In Pursuit of the Complete Package

Monday, June 11, 2018

While Daniel Enger, BSN, RN, CNOR, had envisioned both a career in nursing and a career in the military, he saw them as two separate aspirations, not two jobs he could hold at one time. It didn’t dawn on him that he could package these professions together until he attended a job fair during his junior year in college and learned more about the U.S. Air Force Nurse Corps.

Today, as a veteran and nurse, Enger plans to complement his existing professional tool kit by earning his master’s degree in health systems management at Rush University’s College of Health Sciences. Here, he discusses how his experiences prior to coming to Rush put him on his current path and what he hopes to achieve once he completes his degree.

How did you find your way into the U.S. Air Force Nurse Corps?

When I was a senior in high school, I considered aerospace engineering. But after the space shuttle Columbia exploded and the resulting massive budget cuts at NASA, I realized I wanted a career with a little more security.

My parents were both nurses, and I knew that nursing offered lots of opportunities for different career tracks, such as clinical work, administration and research.

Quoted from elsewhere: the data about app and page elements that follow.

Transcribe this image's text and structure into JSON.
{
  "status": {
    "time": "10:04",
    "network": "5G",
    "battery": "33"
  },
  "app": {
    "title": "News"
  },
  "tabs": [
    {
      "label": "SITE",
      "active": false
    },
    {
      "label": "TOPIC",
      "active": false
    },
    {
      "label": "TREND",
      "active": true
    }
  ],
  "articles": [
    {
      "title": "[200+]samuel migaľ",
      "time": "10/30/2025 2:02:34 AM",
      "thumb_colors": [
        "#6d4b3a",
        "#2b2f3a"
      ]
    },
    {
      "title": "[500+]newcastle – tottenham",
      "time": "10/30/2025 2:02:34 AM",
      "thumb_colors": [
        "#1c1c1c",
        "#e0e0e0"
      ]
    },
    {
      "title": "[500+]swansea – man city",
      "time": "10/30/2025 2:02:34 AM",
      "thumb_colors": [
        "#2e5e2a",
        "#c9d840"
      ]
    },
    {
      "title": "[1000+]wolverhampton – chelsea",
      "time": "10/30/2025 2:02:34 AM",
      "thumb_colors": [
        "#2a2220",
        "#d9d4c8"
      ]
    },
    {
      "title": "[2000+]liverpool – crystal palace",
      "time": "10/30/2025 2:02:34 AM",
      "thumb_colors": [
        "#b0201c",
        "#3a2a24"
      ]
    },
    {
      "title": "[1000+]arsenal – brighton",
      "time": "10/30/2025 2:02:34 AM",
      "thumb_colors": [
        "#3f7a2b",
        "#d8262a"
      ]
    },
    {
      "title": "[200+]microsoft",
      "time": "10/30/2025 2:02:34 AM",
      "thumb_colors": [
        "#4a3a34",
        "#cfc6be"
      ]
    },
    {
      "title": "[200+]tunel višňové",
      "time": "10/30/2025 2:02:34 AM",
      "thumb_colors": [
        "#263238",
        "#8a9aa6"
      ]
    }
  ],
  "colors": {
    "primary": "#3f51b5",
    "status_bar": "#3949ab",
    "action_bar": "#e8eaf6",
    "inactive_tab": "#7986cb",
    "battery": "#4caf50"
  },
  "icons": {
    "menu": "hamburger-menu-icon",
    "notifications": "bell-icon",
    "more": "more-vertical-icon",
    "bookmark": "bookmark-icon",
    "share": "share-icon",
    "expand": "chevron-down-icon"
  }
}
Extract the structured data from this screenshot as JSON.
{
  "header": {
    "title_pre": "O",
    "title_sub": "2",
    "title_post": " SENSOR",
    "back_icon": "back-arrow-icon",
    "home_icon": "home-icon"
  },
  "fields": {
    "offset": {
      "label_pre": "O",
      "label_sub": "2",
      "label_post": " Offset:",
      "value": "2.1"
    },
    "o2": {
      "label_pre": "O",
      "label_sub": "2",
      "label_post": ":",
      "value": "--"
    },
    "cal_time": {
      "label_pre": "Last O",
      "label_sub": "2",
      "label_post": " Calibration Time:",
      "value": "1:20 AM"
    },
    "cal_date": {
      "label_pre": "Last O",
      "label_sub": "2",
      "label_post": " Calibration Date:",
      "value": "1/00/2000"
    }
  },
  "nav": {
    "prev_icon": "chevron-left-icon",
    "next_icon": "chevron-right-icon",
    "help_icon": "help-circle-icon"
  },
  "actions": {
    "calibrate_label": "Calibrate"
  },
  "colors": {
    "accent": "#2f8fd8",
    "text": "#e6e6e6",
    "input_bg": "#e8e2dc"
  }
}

I also considered the military because my uncle had served for more than 20 years.

While looking at colleges, I considered the Reserve Officer Training Corp program, but I realized it wasn’t for me. Then, while pursuing my bachelor’s degree in nursing at Mt. Mercy in Cedar Rapids, Iowa, I talked to Air Force representatives at a job fair. And it dawned on me that I could serve in the military as a nurse. I couldn’t believe it hadn’t occurred to me before!

I could fulfill my dream of doing both nursing and serving in the military. And after graduation, I joined the U.S. Air Force Nurse Corps as a nursing officer and did that for about six and half years.

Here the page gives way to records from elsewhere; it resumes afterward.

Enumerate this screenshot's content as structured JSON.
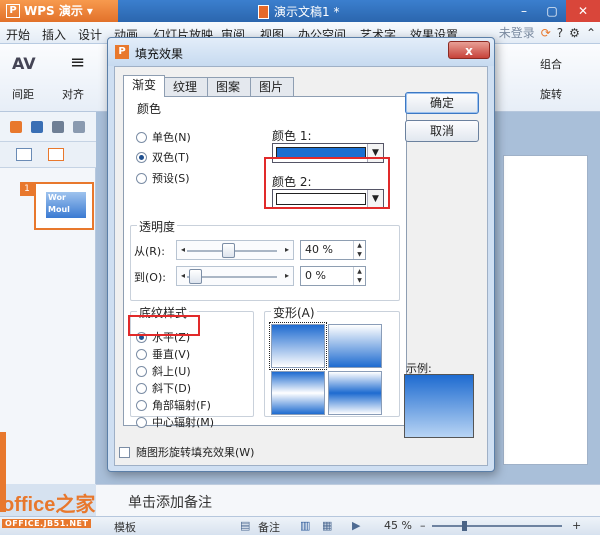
{
  "app": {
    "brand": "WPS 演示",
    "brand_logo": "P",
    "doc_title": "演示文稿1 *"
  },
  "menubar": {
    "items": [
      "开始",
      "插入",
      "设计",
      "动画",
      "幻灯片放映",
      "审阅",
      "视图",
      "办公空间",
      "艺术字",
      "效果设置"
    ],
    "login": "未登录"
  },
  "ribbon": {
    "left_icon_text": "AV",
    "left_items": [
      "间距",
      "对齐"
    ],
    "right_items": [
      "组合",
      "旋转"
    ]
  },
  "slide": {
    "number": "1",
    "thumb_text": "Wor\nMoul"
  },
  "notes": {
    "placeholder": "单击添加备注"
  },
  "statusbar": {
    "template": "模板",
    "notes": "备注",
    "zoom": "45 %"
  },
  "watermark": {
    "main": "office之家",
    "sub": "OFFICE.JB51.NET"
  },
  "dialog": {
    "icon": "P",
    "title": "填充效果",
    "close": "x",
    "tabs": [
      "渐变",
      "纹理",
      "图案",
      "图片"
    ],
    "colors_group": "颜色",
    "color_options": [
      "单色(N)",
      "双色(T)",
      "预设(S)"
    ],
    "color1_label": "颜色 1:",
    "color2_label": "颜色 2:",
    "color1_value": "#1a6fd2",
    "color2_value": "#ffffff",
    "transparency_group": "透明度",
    "from_label": "从(R):",
    "to_label": "到(O):",
    "from_value": "40 %",
    "to_value": "0 %",
    "from_slider": 0.4,
    "to_slider": 0.0,
    "shading_group": "底纹样式",
    "shading_options": [
      "水平(Z)",
      "垂直(V)",
      "斜上(U)",
      "斜下(D)",
      "角部辐射(F)",
      "中心辐射(M)"
    ],
    "variants_label": "变形(A)",
    "ok": "确定",
    "cancel": "取消",
    "sample_label": "示例:",
    "rotate_with_shape": "随图形旋转填充效果(W)"
  }
}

Tell us about your experiences in the military as a nurse.

I was first stationed in Dayton, Ohio, at Wright-Patterson Air Force Base, and later Joint Base Andrews in Maryland. The Air Force paid for me to get my certification as an operating room nurse, and I worked as a nurse circulator and service line manager, coordinating with staff surgeons and scrub technicians — who prepare patients and operating rooms for surgeries — to ensure everyone had the proper equipment and supplies for procedures. In that job, I assisted the anesthesia team and acted as liaison with waiting room staff and families.

While I worked in a variety of specialty areas, I mostly worked among ear, nose and throat, or ENT, specialists. I also served a six-month tour in Afghanistan. It was right after the troop surge, and it was a high point in terms of casualties. It was all trauma, all the time. It was an eye-opening experience; everything happened so fast, but I took a lot away from it. It helped me develop my appreciation for team work.

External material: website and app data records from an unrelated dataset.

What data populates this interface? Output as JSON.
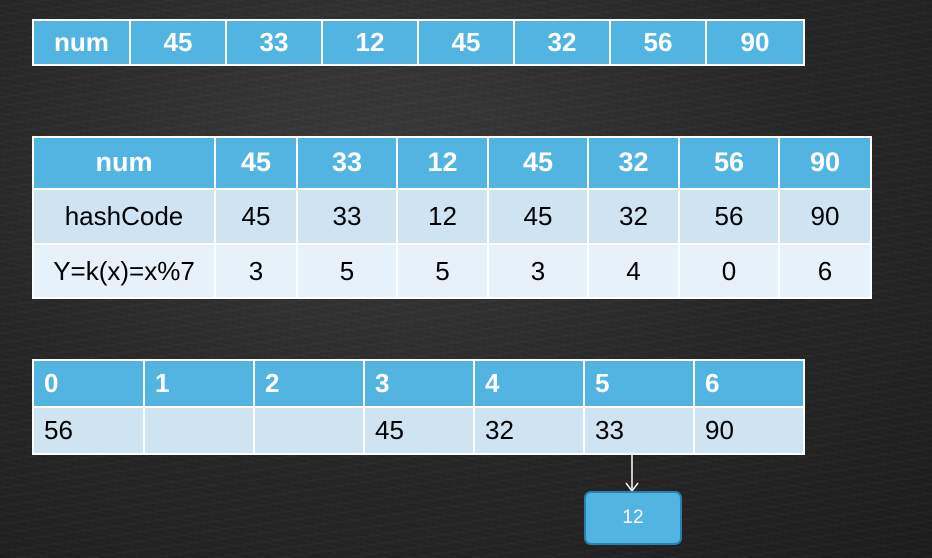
{
  "table_num": {
    "header": "num",
    "values": [
      "45",
      "33",
      "12",
      "45",
      "32",
      "56",
      "90"
    ]
  },
  "table_hash": {
    "header_row": [
      "num",
      "45",
      "33",
      "12",
      "45",
      "32",
      "56",
      "90"
    ],
    "hash_row": [
      "hashCode",
      "45",
      "33",
      "12",
      "45",
      "32",
      "56",
      "90"
    ],
    "mod_row": [
      "Y=k(x)=x%7",
      "3",
      "5",
      "5",
      "3",
      "4",
      "0",
      "6"
    ]
  },
  "table_buckets": {
    "indices": [
      "0",
      "1",
      "2",
      "3",
      "4",
      "5",
      "6"
    ],
    "values": [
      "56",
      "",
      "",
      "45",
      "32",
      "33",
      "90"
    ]
  },
  "chain_node": {
    "label": "12"
  },
  "colors": {
    "header_blue": "#52b4e0",
    "row_light": "#cee4f2",
    "row_lighter": "#e6f1f9"
  }
}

What led you to Rush’s Health Systems Management Program?

In the Air Force I developed a strong interest in the administration and management of day-to-day activities in the operating room. So, after I finished my main stint in the Air Force, I started to look for programs that would help me achieve my ultimate goals of becoming director of perioperative services in a hospital and, eventually, chief nursing officer.

While I looked at many programs, I was drawn to Rush for several reasons. The teacher-practitioner model was a huge draw. To learn from those who are in the field is a big plus. Everything you learn in Rush classrooms is based on current practice situations.

You just completed your first year at Rush. What have you enjoyed so far?

One thing I really like so far is that students give a lot of presentations. I made presentations in the military, so I’m fairly comfortable with it. But I think the practice we get at Rush really sets us apart from other programs.

During the first year, we are matched up with different departments at Rush and work with them throughout the school year. I worked in the purchasing and supply chain department. Everything was pretty much new to me, so there was a big learning curve, but I got involved with a variety of projects and the staff was willing to work with me and patiently listen to my questions. And I had lots of questions!

I’m really looking forward to my summer internship at Vizient, which is a member organization that strives to improve health care in areas such as clinical, operational and supply chain performance. I’ll report to a Rush HSM graduate who has said this kind of job offers the chance to get close to the bedside without being at the bedside, so I’m pretty excited about it as I still want to have a role in patient care.

Where do you think you’ll go after you graduate?

I’m actually headed to DePaul next to get my MBA. One of the many advantages of serving in the military is the GI Bill®, which covers my tuition. I figured I might as well make the most of it and get as much exposure to corporate finance as I can.